This is the most important advice I have ever received. It came from a dirty, northbound through-hiker that I met at the 501 Shelter when I was leading a group of Girl Scouts on a 3-day trip. We had just finished our journey and were waiting out a summer cloudburst before hiking back into camp. We were unloading our uneaten protein bars and my scouts offered them to the through-hiker who was continuing onward after his break. He politely accepted them and followed me over to the stash. Out of earshot from the girls he revealed, “I didn’t want to freak out your scouts, but I haven’t eaten in days. I am starving, and this is a god-send. Thank you.” After accomplishing the protein bar transfer, we went back to where the scouts were sitting, and they began asking him questions about taking on a through-hike. When asked what was the best piece of advice he had for potential future through-hikers, he said, “Don’t quit on a bad day. There will be days when you are hungry and cold and tired and it’s raining out and you twisted your ankle and you spent the night sleeping in a ditch by the side of the trail. You are going to want to quit, but if you quit on that day, you will regret it for the rest of your life. But there will be other days when the sun is shining and you are witnessing breathtaking views and you are hiking with friends who have become family and you are sleeping at a campsite with a roaring fire and your heart is full of the beauty of this world. If you still want to quit on that day, go for it. There’s no shame in letting something go if that’s what you truly want. But you have to quit on a good day.”

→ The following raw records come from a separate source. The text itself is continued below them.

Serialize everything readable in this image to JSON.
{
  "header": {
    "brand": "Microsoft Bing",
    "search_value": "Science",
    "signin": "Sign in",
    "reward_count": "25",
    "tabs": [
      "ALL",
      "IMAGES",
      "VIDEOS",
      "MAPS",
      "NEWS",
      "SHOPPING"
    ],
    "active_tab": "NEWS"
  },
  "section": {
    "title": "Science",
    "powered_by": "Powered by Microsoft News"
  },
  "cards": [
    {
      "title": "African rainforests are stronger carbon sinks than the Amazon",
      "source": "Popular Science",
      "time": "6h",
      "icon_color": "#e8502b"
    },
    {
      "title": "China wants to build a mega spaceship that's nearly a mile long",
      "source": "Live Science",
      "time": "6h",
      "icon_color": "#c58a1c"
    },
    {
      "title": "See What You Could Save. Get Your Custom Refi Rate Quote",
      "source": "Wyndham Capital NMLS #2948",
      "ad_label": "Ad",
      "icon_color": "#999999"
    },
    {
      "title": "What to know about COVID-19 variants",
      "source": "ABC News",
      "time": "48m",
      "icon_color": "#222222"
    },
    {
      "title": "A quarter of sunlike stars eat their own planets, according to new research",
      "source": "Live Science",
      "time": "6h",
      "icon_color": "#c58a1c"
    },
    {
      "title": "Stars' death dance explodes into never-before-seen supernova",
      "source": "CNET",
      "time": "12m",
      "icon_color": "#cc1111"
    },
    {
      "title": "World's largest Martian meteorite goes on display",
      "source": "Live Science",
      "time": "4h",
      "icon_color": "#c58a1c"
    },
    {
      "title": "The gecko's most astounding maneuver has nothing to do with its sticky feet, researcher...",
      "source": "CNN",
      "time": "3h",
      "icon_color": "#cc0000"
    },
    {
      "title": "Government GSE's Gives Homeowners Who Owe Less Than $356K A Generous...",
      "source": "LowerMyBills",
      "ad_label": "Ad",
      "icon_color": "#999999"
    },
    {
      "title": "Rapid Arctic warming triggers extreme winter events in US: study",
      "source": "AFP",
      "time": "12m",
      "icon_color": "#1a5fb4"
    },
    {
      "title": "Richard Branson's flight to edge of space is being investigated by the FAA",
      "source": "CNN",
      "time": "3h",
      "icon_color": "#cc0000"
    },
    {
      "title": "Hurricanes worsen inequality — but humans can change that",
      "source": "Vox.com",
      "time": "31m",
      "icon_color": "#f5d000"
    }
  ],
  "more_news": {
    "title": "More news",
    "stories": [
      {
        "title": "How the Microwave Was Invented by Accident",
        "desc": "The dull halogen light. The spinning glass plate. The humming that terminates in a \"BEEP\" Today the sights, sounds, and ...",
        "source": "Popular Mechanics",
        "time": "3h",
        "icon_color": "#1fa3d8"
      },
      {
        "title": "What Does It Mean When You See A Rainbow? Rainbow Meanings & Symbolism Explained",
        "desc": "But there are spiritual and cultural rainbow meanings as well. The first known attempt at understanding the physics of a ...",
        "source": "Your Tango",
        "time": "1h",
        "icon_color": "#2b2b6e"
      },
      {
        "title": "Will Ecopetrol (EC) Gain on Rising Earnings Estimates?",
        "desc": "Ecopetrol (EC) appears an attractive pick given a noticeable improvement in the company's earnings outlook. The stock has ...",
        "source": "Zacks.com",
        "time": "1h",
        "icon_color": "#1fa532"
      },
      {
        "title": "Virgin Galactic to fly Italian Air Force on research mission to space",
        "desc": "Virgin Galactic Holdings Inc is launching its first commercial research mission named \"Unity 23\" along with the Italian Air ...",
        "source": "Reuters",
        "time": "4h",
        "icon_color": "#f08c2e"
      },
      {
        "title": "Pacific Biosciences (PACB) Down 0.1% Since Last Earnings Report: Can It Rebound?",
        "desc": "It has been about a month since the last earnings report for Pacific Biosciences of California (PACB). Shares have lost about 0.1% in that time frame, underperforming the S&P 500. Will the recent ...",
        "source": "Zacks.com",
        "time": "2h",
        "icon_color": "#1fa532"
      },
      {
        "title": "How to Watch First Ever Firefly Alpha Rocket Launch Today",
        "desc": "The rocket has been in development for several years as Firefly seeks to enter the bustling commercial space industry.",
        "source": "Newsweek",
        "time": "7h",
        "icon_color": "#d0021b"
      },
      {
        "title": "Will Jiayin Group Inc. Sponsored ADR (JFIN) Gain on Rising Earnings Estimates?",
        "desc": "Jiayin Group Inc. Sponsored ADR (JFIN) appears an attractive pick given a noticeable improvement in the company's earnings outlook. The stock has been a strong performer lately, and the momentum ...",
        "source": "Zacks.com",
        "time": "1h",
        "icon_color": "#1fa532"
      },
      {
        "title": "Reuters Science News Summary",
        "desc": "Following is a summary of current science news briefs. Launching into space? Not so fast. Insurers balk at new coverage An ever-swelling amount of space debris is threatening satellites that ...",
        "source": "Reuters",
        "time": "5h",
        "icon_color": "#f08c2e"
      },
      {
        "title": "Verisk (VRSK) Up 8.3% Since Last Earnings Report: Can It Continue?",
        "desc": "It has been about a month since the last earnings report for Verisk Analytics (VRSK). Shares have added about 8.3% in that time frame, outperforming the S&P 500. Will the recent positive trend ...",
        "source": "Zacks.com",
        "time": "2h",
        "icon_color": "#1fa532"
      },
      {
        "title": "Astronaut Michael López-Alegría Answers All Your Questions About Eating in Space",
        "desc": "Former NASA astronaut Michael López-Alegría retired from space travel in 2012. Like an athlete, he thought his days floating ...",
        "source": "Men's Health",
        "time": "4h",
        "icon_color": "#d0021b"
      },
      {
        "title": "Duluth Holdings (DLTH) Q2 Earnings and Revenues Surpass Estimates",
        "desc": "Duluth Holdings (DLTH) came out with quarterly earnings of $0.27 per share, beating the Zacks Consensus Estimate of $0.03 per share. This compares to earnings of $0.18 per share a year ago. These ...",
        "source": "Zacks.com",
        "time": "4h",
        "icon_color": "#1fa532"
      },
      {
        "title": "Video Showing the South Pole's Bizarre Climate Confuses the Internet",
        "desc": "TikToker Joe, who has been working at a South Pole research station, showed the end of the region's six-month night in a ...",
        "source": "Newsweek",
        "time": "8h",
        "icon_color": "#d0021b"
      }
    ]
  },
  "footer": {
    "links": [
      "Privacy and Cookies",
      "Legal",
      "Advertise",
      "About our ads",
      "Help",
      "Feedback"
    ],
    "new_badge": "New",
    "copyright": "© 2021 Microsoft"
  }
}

He was probably delirious and dying from starvation and had no idea what words were coming out of his mouth, but I consider that dirty man’s words key to coping with the shit life throws at you. Whether he made it to Katahdin or quit on a sunny autumn day in upstate New York, I’m glad I met him among the rocks of Pennsylvania.